Lanka’s Lion ready to face the challenge
Lion Mahendra who hails from Galle joined the Lions Club of Galle as a Charter member in 1967, going on to hold important positions both locally and internationally in the Lions movement.
In Lankan business circles he is well respected as is obvious from the positions he has held that include Deputy Chairman Hayleys Group, Chairman United Motors, Chairman Employers Federation. His other stints include: Chairman of the International Chamber of Commerce (Sri Lanka) the National Agribusiness Council of Sri Lanka, the Planters' Association of Ceylon, the Institute of Management of Sri Lanka and the Joint Business Forum of Chambers of Commerce. Currently he is the Chairman of the Commercial Bank of Ceylon, Pelwatte Sugar Industries and Unawatuna Beach Resorts.
‘Challenge to Change' is the theme that the new President of the International Association of Lions Clubs, Sri Lanka's very own Mahendra Amarasuriya wishes to adopt during his one year term beginning July 2007.
"In this fast paced world where everything is changing, Lions too must change in the way we conduct our projects, meetings and recruit people," he said adding that they have to respond to young people's views while keeping to the same philosophy of serving the less fortunate people of the world.
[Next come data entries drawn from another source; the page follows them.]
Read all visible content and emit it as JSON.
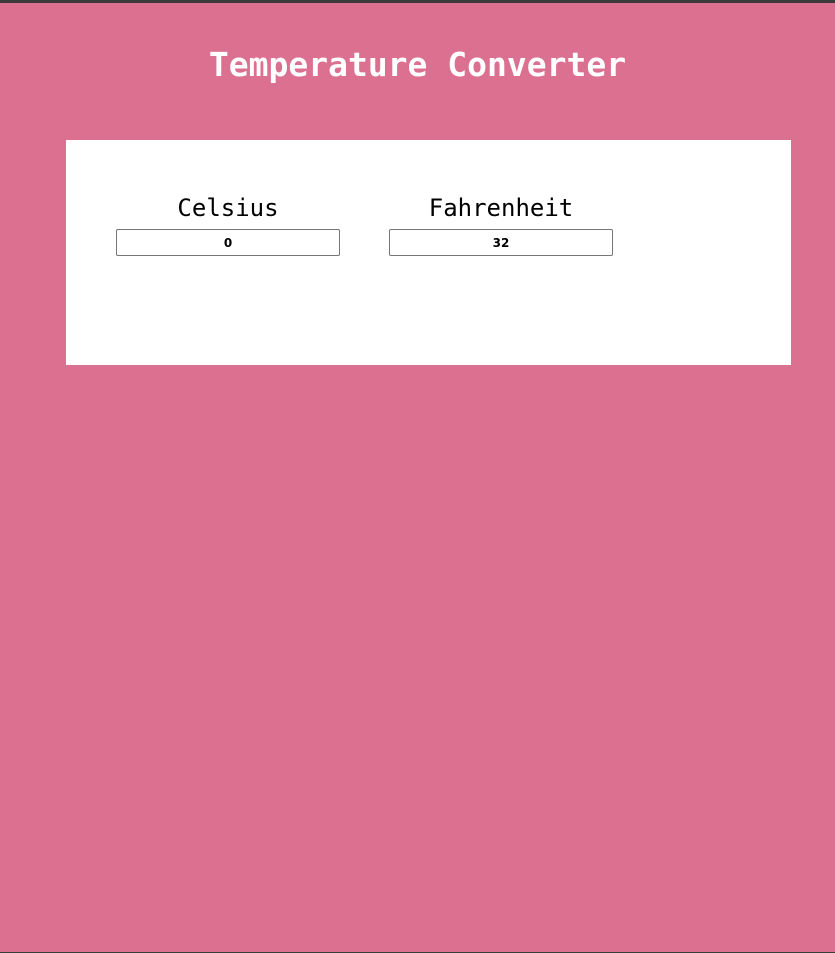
{
  "page": {
    "title": "Temperature Converter",
    "background_color": "#dc7090",
    "panel_color": "#ffffff"
  },
  "converter": {
    "celsius": {
      "label": "Celsius",
      "value": "0"
    },
    "fahrenheit": {
      "label": "Fahrenheit",
      "value": "32"
    }
  }
}
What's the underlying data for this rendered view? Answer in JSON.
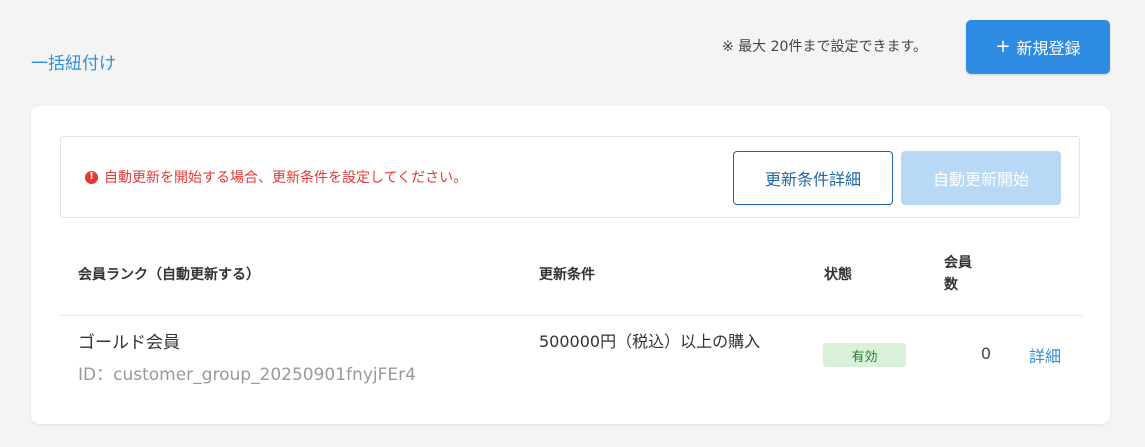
{
  "header": {
    "bulk_link": "一括紐付け",
    "limit_note": "※ 最大 20件まで設定できます。",
    "new_button_icon": "+",
    "new_button_label": "新規登録"
  },
  "alert": {
    "icon": "!",
    "message": "自動更新を開始する場合、更新条件を設定してください。",
    "details_button": "更新条件詳細",
    "start_button": "自動更新開始"
  },
  "table": {
    "headers": {
      "rank": "会員ランク（自動更新する）",
      "condition": "更新条件",
      "status": "状態",
      "count": "会員数"
    },
    "rows": [
      {
        "name": "ゴールド会員",
        "id": "ID：customer_group_20250901fnyjFEr4",
        "condition": "500000円（税込）以上の購入",
        "status": "有効",
        "count": "0",
        "detail": "詳細"
      }
    ]
  },
  "colors": {
    "primary": "#2e8de3",
    "link": "#2f8fd6",
    "alert": "#e53935",
    "status_active_bg": "#d9f0d9",
    "status_active_text": "#2e7d32"
  }
}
It is truly an honour for a Sri Lankan to be unanimously elected to this coveted position of the world's largest service organisation, Past Council Chairperson Lion S. Sivananthan said announcing the appointment at a meeting of the International Association of Lions Clubs Multiple District 306 on June 8. Mr. Amarasuriya will be sworn in during the 90th Lions Clubs International Convention to be held in Chicago between July 2 and 6, 2007.
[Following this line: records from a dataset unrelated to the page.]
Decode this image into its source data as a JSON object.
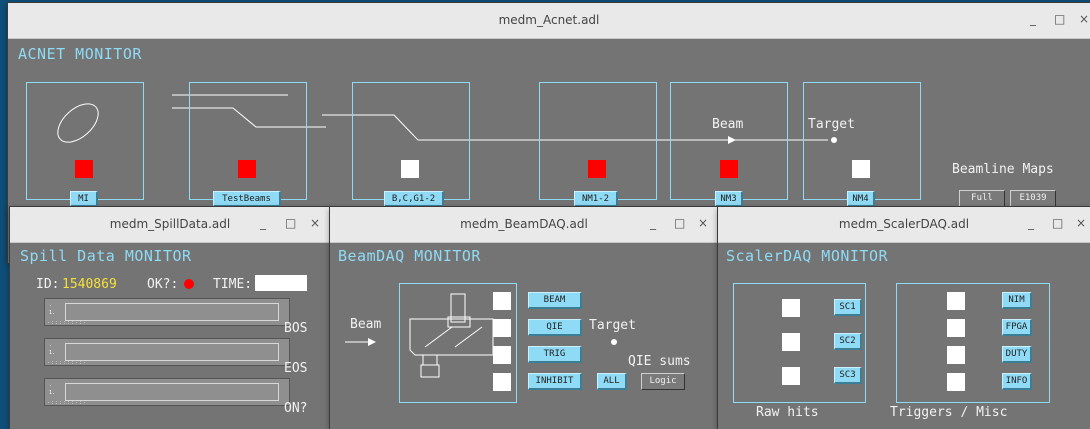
{
  "acnet": {
    "window_title": "medm_Acnet.adl",
    "heading": "ACNET MONITOR",
    "controls": {
      "minimize": "_",
      "maximize": "□",
      "close": "×"
    },
    "stations": [
      {
        "button": "MI",
        "status": "red"
      },
      {
        "button": "TestBeams",
        "status": "red"
      },
      {
        "button": "B,C,G1-2",
        "status": "white"
      },
      {
        "button": "NM1-2",
        "status": "red"
      },
      {
        "button": "NM3",
        "status": "red"
      },
      {
        "button": "NM4",
        "status": "white"
      }
    ],
    "beam_label": "Beam",
    "target_label": "Target",
    "maps": {
      "title": "Beamline Maps",
      "full": "Full",
      "e1039": "E1039"
    }
  },
  "spill": {
    "window_title": "medm_SpillData.adl",
    "heading": "Spill Data MONITOR",
    "controls": {
      "minimize": "_",
      "maximize": "□",
      "close": "×"
    },
    "id_label": "ID:",
    "id_value": "1540869",
    "ok_label": "OK?:",
    "ok_status_color": "#ff0000",
    "time_label": "TIME:",
    "time_value": "",
    "strips": [
      "BOS",
      "EOS",
      "ON?"
    ]
  },
  "beamdaq": {
    "window_title": "medm_BeamDAQ.adl",
    "heading": "BeamDAQ MONITOR",
    "controls": {
      "minimize": "_",
      "maximize": "□",
      "close": "×"
    },
    "beam_label": "Beam",
    "target_label": "Target",
    "buttons": [
      "BEAM",
      "QIE",
      "TRIG",
      "INHIBIT"
    ],
    "qie_sums": "QIE sums",
    "all_button": "ALL",
    "logic_button": "Logic"
  },
  "scalerdaq": {
    "window_title": "medm_ScalerDAQ.adl",
    "heading": "ScalerDAQ MONITOR",
    "controls": {
      "minimize": "_",
      "maximize": "□",
      "close": "×"
    },
    "raw_buttons": [
      "SC1",
      "SC2",
      "SC3"
    ],
    "misc_buttons": [
      "NIM",
      "FPGA",
      "DUTY",
      "INFO"
    ],
    "raw_label": "Raw hits",
    "misc_label": "Triggers / Misc"
  },
  "colors": {
    "accent": "#8fdaf5",
    "alarm": "#ff0000",
    "ok": "#ffffff",
    "id_value": "#f5e03a"
  }
}
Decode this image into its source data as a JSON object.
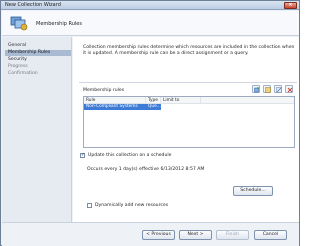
{
  "window": {
    "title": "New Collection Wizard",
    "close_glyph": "×"
  },
  "header": {
    "title": "Membership Rules",
    "icon": "collection-wizard-icon"
  },
  "nav": {
    "items": [
      {
        "label": "General"
      },
      {
        "label": "Membership Rules"
      },
      {
        "label": "Security"
      },
      {
        "label": "Progress"
      },
      {
        "label": "Confirmation"
      }
    ]
  },
  "content": {
    "description": "Collection membership rules determine which resources are included in the collection when it is updated. A membership rule can be a direct assignment or a query.",
    "membership_rules_label": "Membership rules",
    "table": {
      "columns": [
        "Rule",
        "Type",
        "Limit to"
      ],
      "rows": [
        {
          "rule": "Non-Compliant Systems",
          "type": "Que...",
          "limit": "<unlimited>"
        }
      ]
    },
    "update_schedule": {
      "label": "Update this collection on a schedule",
      "checked": true,
      "text": "Occurs every 1 day(s) effective 6/13/2012 8:57 AM",
      "button": "Schedule..."
    },
    "dynamic": {
      "label": "Dynamically add new resources",
      "checked": false
    }
  },
  "footer": {
    "previous": "< Previous",
    "next": "Next >",
    "finish": "Finish",
    "cancel": "Cancel"
  },
  "colors": {
    "selection": "#3d7bd6",
    "nav_selected": "#a9bad3",
    "close_button": "#c7452e"
  }
}
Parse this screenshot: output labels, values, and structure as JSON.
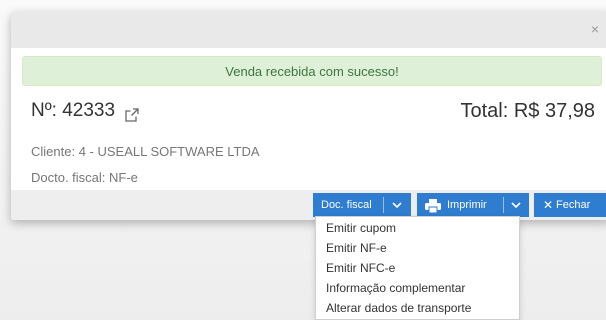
{
  "modal": {
    "close_glyph": "×",
    "alert_text": "Venda recebida com sucesso!",
    "order_number": "Nº: 42333",
    "total": "Total: R$ 37,98",
    "cliente": "Cliente: 4 - USEALL SOFTWARE LTDA",
    "docto_fiscal": "Docto. fiscal: NF-e"
  },
  "footer": {
    "doc_fiscal_label": "Doc. fiscal",
    "imprimir_label": "Imprimir",
    "fechar_label": "Fechar"
  },
  "dropdown": {
    "items": [
      {
        "label": "Emitir cupom"
      },
      {
        "label": "Emitir NF-e"
      },
      {
        "label": "Emitir NFC-e"
      },
      {
        "label": "Informação complementar"
      },
      {
        "label": "Alterar dados de transporte"
      }
    ]
  },
  "colors": {
    "primary": "#2f7dd1",
    "alert_bg": "#dff0d8",
    "alert_text": "#3c763d"
  },
  "icons": [
    "close-icon",
    "external-link-icon",
    "chevron-down-icon",
    "printer-icon",
    "times-icon"
  ]
}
"He has a vital challenge ahead of him and we as a country should be proud to have produced a person of this calibre," Council Chairman Lion Chitral Amaratunge said, referring to Mr. Amarasuriya’s significant contributions to national, regional and international activities.
Acknowledging that there was a lot of work to be done, Mr. Amarasuriya spoke of Lionism that began in 1917 by Chicago business leader Melvin Jones and its living philosophy that is accepted in both rich and poor countries. " 'We serve' is our logo that describes what we are and what we can do," he said.
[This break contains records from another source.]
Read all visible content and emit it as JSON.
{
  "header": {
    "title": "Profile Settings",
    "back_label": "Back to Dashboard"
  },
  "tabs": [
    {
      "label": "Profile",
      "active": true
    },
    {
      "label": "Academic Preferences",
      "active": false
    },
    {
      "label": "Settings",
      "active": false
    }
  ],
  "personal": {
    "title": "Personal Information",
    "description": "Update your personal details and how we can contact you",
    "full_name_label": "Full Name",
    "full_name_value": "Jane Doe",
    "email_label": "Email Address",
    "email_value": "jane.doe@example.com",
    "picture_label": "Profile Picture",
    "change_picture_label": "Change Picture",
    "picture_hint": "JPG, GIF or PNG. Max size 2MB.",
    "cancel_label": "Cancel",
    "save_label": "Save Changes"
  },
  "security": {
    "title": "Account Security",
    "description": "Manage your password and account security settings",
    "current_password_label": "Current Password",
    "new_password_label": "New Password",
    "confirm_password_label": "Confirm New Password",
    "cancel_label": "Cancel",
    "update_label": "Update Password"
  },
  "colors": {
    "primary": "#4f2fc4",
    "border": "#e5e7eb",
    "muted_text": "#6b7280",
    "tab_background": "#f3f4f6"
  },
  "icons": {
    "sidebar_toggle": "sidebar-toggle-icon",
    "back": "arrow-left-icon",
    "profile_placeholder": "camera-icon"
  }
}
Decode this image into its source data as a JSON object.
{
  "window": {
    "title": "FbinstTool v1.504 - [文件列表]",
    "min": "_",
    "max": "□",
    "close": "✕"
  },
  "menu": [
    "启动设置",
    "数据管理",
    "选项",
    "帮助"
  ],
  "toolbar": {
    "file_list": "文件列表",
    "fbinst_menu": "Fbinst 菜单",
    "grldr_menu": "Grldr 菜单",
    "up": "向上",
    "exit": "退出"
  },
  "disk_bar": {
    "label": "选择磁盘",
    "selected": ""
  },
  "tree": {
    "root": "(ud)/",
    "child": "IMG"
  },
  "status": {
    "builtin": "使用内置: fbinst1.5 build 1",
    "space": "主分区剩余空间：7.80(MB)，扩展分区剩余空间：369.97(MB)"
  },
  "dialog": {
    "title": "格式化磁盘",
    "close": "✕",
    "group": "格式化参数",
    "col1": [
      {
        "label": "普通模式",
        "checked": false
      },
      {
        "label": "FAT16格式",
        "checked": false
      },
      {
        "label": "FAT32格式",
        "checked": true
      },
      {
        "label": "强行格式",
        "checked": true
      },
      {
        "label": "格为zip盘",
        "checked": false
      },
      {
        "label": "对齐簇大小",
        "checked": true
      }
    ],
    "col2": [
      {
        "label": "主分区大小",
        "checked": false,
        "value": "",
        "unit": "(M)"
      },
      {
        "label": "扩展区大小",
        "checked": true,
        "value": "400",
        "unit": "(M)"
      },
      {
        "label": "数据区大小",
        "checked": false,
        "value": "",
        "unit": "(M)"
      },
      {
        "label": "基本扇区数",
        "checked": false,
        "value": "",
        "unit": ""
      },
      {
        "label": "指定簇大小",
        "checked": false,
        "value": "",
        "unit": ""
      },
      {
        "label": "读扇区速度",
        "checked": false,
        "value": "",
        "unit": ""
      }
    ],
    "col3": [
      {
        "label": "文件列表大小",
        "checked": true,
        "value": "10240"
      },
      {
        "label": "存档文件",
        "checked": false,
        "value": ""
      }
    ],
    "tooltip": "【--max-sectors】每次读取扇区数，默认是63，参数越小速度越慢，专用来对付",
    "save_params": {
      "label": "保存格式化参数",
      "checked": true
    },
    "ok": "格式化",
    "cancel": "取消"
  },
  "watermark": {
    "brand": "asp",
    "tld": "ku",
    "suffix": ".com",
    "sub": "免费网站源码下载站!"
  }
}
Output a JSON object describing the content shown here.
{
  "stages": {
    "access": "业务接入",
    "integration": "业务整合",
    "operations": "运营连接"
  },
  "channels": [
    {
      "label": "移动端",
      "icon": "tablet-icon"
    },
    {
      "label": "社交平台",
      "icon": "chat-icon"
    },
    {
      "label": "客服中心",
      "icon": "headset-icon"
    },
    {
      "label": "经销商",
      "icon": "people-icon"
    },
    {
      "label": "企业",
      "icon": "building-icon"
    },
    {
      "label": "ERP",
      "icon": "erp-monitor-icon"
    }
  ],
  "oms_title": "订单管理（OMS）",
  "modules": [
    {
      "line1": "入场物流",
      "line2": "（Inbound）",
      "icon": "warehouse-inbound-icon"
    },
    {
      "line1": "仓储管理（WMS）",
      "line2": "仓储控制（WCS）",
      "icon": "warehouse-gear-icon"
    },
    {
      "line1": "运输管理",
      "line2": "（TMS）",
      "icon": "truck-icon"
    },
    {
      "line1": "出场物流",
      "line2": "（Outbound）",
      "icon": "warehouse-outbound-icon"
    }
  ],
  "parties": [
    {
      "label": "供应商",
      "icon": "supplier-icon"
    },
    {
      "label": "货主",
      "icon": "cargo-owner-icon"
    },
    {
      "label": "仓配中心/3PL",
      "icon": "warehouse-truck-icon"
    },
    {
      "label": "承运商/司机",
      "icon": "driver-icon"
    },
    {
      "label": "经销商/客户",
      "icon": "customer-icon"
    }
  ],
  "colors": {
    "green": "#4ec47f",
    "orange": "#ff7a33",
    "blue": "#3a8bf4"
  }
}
Currently there are 1.4 million Lions in 202 countries with a mission to create and foster a spirit of understanding among all people for humanitarian needs by providing voluntary services through community involvement and international cooperation. Since its initial stages Lions Clubs around the world have aided the blind and visually impaired in an effort toward conquering blindness.
In Sri Lanka too their focus has been on sight activities, having raised $ 200 million to operate sight centres in various districts and help the government in meeting the backlog of cataract operations and upgrading rural hospitals. Their tsunami recovery programme consisted of large-scale distribution of food, clothes, medicines and building of houses.
Mr. Amarasuriya will be required to travel extensively over the year. "I shall recommend that we participate in some of the UN Millennium goals of poverty alleviation, education, women's empowerment, eradication of malaria, TB and AIDS by 2015 and ensure sustainable development through global partnerships," he said. Other plans include increasing membership, promoting leadership and opening new clubs, one being a centre in Bhutan, the only country in South Asia without a Lions movement.
One of his main targets as he travels around the world and meets with world leaders is to present a positive image of Sri Lanka. "I hope it will help develop Sri Lanka's tourist potential," he said adding that the Tourist Board has extended its support to him. He hopes to ease fears of tourists who are worried for their safety.
At the forthcoming convention, a Sri Lankan dance troupe is expected to participate in the spectacular parade that will see representatives from 160-170 countries many in native dress marching along with floats . Further in every country he visits, a promotional clip will be shown about Sri Lanka, the flag hoisted and the anthem sung.
Meanwhile, several activities have been planned for the 50th anniversary of Lionism in Sri Lanka that falls on October 6 this year. Among them are a parade, a carnival and a public meeting during which wheelchairs will be presented to the needy. To observe World Sight Day that also falls in October there will be sight testing in six districts, 3000 cataract surgeries, distribution of spectacles and a seminar on sight for children.